The leader make up is as follows
From the end of the fly line using a needle knot attach a 3ft length of (amnesia Clear) of around 20 lb tests. Next attach a 6” length of (amnesia Red) again 20lb test. This will be the indicator. This 3ft 6” section that’s attached to the fly line never has to leave it. Why so heavy? Simple you need weight to turn over these nymphs and the 20lb (amnesia) will also help the transfer of energy from line to leader when casting. This leader will be a permanent fixture. From this now I can start my leader. I tend to use fluorocarbon for my leader as it has very little stretch. Next attach 4ft of 5lb fluorocarbon to the first dropper and then another 1.5 ft to the point nymph. Dropper length should be a least 5-6inches they need to swing and move in the water to work also by leaving the droppers long they drift much more naturally in the water. Always place the heaviest nymph on the point and the lighter nymph on the dropper. This will assure that the leader will be straight when drifting and you will have a tight cast so takes will quickly and easily be seen. This leader will suit fast runs of about 1.5-2ft of water under dull conditions. If the condition were much brighter I would lengthen the cast from 4ft right up to 6ft to the first dropper but the length between the dropper and point nymph never changes! Remember this. You really want to confine all the weight to the one area of the cast so they will sink faster and start fishing faster. If your nymphs are not on or near the bottom you are simply wasting quality fishing time.
I also devised a table to help you decide what size and weight of bead to use when tying up a bead head nymph? Well now it’s easy. Just follow this table it will also show you the line weight to match the nymphs that you fish.
Hook size 18 Bead Size 1.0mm 3-4# Wf floater
Hook size 16 Bead Size 2.0mm 4# Wf Floater

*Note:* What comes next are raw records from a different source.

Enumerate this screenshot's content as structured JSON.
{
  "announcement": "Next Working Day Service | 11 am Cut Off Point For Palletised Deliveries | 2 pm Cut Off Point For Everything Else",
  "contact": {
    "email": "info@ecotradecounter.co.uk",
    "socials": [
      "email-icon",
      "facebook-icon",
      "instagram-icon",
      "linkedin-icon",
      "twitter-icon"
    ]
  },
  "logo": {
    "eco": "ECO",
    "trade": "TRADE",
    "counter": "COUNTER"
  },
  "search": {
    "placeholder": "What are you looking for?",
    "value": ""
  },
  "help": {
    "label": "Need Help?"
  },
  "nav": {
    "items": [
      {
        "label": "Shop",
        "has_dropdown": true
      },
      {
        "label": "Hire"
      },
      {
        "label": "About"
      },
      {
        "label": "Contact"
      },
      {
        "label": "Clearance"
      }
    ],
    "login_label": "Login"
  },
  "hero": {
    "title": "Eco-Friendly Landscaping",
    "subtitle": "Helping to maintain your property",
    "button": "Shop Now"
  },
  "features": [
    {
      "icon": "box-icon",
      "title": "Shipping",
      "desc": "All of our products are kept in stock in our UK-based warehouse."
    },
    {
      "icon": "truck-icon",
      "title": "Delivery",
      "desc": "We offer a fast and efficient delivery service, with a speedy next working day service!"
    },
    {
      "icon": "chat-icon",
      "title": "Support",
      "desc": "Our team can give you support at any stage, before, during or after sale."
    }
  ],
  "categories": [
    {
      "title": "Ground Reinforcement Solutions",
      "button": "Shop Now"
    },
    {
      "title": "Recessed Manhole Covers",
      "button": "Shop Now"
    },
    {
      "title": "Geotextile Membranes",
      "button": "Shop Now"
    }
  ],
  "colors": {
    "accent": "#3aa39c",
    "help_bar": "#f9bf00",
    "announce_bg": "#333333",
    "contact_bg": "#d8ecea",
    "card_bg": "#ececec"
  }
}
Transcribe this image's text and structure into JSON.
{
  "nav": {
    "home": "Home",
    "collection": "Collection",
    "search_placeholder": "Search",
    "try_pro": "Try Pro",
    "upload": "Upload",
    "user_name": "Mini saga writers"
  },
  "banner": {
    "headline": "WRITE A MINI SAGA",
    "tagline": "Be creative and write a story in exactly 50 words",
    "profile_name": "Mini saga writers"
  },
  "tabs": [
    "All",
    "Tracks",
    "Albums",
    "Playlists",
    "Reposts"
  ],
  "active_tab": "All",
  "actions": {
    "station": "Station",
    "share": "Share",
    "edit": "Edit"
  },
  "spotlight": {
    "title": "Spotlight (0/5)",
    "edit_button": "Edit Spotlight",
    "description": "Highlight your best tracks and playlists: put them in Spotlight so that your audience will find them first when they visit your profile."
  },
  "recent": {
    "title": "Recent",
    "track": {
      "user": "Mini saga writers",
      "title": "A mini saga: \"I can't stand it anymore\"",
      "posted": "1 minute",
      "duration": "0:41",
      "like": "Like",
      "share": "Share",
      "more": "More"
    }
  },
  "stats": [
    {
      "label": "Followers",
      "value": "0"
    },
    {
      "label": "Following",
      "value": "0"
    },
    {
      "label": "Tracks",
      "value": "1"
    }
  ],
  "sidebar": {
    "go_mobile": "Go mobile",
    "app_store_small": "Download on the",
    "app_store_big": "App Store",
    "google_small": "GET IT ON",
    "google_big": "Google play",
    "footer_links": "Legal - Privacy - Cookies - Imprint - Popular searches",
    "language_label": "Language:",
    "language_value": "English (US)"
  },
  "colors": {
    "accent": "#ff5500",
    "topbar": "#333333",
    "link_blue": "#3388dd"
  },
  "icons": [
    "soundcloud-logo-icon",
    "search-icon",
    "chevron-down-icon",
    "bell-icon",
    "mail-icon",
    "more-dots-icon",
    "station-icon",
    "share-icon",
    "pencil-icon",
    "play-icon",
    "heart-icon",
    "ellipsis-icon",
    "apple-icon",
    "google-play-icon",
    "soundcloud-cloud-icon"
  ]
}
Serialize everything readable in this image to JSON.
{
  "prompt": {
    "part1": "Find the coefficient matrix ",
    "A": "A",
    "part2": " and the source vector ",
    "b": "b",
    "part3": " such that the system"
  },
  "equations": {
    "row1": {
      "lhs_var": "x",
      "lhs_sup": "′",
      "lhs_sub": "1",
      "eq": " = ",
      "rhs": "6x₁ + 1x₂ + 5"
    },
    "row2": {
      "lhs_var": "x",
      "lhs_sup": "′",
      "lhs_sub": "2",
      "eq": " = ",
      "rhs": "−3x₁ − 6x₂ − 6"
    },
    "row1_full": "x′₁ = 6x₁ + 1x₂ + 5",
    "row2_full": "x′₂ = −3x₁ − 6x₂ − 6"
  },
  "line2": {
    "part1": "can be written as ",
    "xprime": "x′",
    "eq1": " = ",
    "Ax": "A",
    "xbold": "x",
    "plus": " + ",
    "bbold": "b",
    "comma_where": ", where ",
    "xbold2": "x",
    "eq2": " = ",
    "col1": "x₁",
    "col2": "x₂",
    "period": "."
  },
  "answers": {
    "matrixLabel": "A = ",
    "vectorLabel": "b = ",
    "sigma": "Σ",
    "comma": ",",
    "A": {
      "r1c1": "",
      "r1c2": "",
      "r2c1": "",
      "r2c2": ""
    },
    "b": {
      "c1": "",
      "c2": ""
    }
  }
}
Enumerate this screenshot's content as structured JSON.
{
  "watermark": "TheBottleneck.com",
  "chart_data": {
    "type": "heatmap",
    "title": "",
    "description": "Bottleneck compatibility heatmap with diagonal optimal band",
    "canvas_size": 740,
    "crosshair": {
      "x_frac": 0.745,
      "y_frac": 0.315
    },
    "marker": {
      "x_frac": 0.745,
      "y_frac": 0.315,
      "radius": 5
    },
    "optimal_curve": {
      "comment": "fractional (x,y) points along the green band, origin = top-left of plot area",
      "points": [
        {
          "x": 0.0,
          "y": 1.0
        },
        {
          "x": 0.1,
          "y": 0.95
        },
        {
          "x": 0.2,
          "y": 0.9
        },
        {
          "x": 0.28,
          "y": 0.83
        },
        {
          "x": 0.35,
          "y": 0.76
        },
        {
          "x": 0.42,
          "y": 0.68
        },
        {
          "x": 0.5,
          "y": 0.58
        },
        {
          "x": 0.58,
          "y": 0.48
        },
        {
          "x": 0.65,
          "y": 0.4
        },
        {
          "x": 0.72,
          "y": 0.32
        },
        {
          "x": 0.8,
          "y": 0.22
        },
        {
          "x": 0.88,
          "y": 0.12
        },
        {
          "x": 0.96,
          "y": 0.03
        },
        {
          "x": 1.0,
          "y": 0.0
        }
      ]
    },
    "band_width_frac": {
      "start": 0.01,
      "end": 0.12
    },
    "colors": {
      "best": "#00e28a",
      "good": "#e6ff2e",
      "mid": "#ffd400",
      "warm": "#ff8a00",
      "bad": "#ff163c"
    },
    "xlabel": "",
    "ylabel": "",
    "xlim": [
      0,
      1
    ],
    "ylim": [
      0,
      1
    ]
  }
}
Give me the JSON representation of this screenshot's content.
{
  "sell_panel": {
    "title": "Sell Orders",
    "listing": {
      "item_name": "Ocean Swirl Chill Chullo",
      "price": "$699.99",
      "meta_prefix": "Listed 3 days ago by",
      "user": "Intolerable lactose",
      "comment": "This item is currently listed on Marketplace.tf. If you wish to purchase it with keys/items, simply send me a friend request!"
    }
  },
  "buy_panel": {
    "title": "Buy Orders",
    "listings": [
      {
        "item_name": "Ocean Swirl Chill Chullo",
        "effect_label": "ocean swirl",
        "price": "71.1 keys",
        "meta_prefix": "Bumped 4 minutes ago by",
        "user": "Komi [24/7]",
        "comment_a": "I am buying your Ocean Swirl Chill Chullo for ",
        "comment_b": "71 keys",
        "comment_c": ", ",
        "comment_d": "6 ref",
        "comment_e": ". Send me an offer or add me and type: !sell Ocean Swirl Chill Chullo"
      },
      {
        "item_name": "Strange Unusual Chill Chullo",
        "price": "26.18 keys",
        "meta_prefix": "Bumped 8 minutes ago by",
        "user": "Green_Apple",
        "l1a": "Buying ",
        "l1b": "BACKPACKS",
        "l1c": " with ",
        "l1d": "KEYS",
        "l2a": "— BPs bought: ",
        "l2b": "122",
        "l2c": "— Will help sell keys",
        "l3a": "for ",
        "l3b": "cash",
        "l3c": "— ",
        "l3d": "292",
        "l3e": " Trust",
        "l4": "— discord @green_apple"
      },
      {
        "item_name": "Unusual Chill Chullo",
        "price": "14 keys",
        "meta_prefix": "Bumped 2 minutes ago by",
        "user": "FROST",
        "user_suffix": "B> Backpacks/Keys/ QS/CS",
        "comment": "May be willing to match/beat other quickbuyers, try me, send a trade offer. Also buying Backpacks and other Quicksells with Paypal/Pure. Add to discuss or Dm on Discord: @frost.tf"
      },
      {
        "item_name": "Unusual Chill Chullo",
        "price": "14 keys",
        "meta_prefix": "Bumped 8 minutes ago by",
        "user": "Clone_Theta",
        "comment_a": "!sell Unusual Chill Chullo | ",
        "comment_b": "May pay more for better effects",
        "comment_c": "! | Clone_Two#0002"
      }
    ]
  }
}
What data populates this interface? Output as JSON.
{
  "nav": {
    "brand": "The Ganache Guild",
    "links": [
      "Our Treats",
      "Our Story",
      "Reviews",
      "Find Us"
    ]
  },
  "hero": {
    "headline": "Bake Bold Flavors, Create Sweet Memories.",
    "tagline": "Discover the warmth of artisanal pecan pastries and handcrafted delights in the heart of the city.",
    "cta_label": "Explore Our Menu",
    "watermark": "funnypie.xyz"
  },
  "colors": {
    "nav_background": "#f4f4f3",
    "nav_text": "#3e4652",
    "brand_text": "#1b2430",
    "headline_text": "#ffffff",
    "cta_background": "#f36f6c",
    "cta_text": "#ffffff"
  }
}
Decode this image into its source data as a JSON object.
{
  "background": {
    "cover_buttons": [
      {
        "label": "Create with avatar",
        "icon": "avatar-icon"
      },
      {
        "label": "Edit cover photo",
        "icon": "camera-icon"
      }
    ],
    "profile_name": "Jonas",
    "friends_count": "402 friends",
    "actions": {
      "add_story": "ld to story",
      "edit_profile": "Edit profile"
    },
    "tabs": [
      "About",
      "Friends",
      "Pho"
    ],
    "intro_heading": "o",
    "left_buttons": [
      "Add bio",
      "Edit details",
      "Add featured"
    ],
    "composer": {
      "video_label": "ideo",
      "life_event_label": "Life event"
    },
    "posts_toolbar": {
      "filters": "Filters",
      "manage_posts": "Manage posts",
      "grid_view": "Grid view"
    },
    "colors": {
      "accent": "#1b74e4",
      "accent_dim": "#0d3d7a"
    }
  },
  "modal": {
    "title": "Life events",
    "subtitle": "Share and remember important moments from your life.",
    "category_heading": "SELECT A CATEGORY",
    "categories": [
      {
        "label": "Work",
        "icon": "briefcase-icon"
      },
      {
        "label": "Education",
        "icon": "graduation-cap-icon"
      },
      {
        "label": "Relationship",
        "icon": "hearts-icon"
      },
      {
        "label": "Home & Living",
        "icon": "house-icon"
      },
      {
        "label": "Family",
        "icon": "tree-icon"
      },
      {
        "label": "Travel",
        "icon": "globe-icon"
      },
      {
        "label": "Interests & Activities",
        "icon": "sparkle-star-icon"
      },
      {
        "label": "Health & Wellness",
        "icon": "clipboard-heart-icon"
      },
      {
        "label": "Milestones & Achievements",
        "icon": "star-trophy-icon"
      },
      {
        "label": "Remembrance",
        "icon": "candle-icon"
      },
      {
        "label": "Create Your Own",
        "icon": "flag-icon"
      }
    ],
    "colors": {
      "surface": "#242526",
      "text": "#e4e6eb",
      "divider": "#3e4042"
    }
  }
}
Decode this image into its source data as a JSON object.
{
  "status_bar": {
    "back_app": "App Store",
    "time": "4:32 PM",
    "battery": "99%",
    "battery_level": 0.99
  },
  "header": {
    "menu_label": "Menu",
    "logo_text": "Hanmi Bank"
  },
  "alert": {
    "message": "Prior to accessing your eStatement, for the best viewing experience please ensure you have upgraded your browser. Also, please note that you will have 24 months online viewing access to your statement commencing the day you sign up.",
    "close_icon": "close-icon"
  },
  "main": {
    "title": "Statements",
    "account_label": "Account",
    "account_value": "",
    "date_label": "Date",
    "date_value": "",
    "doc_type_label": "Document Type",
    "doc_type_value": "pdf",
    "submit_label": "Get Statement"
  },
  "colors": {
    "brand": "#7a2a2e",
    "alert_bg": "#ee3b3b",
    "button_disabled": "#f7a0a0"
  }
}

Hook size 14 Bead Size 2.5mm 4-5# Wf Floater
Hook size 12 Bead Size 2.8mm/3.00mm 5# Wf Floater
Hook size 10 Bead Size 3.3mm/3.5mm 5-6 Wf floater.